[THE RECORDS Boundary: Start]

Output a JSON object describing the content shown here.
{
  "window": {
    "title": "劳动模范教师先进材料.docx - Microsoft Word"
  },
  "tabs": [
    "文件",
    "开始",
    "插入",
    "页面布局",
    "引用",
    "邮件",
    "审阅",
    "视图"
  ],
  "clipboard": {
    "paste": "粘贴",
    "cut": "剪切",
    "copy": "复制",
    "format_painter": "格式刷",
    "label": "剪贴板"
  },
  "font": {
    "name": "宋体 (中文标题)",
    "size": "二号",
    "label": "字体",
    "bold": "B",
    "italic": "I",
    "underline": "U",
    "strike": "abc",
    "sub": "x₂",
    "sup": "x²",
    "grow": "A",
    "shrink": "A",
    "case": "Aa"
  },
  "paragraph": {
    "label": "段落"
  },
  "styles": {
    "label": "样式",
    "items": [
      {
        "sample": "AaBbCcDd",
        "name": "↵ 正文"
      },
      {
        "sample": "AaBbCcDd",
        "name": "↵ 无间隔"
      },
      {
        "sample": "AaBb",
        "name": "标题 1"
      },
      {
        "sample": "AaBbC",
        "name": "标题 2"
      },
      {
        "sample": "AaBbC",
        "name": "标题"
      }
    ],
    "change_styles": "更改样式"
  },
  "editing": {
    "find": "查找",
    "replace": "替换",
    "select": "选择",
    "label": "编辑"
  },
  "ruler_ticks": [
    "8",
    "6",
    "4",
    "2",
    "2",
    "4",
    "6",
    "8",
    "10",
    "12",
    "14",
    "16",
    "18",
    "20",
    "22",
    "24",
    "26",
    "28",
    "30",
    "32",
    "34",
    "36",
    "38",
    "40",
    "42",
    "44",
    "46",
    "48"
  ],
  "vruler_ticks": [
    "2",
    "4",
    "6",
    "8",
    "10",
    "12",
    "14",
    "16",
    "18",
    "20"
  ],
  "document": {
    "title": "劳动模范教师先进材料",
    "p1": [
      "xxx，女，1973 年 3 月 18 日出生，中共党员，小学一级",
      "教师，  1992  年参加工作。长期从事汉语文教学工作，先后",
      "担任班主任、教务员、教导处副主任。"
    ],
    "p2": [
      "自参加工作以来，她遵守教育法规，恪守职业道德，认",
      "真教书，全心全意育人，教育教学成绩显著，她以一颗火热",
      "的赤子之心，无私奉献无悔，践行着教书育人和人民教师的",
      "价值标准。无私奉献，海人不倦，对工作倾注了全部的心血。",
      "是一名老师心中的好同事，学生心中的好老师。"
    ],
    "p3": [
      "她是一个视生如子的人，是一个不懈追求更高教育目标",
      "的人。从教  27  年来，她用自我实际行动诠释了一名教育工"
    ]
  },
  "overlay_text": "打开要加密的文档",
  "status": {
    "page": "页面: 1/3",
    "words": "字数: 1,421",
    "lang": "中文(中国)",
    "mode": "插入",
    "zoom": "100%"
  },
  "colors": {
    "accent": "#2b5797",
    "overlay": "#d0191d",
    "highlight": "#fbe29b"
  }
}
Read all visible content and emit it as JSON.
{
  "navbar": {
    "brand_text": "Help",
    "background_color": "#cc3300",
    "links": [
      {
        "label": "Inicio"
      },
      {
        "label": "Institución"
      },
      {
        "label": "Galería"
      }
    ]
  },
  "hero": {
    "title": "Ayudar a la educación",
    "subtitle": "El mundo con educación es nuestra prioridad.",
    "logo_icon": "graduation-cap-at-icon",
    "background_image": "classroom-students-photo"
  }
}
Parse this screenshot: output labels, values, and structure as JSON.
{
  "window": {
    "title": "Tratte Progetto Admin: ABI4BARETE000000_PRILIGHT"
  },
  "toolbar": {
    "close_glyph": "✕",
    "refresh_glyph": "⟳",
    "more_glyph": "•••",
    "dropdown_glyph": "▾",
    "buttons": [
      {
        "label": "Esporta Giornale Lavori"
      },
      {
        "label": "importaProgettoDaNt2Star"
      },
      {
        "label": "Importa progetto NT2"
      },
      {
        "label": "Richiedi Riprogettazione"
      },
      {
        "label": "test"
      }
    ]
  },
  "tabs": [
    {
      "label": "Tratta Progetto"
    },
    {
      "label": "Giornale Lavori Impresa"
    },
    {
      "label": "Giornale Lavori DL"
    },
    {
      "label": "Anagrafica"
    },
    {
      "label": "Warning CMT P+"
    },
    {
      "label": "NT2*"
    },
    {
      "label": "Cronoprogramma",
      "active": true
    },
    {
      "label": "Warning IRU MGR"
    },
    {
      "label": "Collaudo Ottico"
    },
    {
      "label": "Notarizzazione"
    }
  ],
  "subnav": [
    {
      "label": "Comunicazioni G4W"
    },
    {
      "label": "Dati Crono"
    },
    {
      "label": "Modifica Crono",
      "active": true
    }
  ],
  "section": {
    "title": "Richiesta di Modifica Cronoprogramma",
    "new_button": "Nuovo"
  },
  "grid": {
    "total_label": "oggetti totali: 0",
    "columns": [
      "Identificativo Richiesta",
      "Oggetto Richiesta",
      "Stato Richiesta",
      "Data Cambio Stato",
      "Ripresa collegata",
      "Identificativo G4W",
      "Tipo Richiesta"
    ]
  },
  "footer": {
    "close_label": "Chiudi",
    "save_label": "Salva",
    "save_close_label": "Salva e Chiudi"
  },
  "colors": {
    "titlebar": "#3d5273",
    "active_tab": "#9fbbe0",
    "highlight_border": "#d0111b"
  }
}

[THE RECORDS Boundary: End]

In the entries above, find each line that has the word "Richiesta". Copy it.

    "title": "Richiesta di Modifica Cronoprogramma",
      "Identificativo Richiesta",
      "Oggetto Richiesta",
      "Stato Richiesta",
      "Tipo Richiesta"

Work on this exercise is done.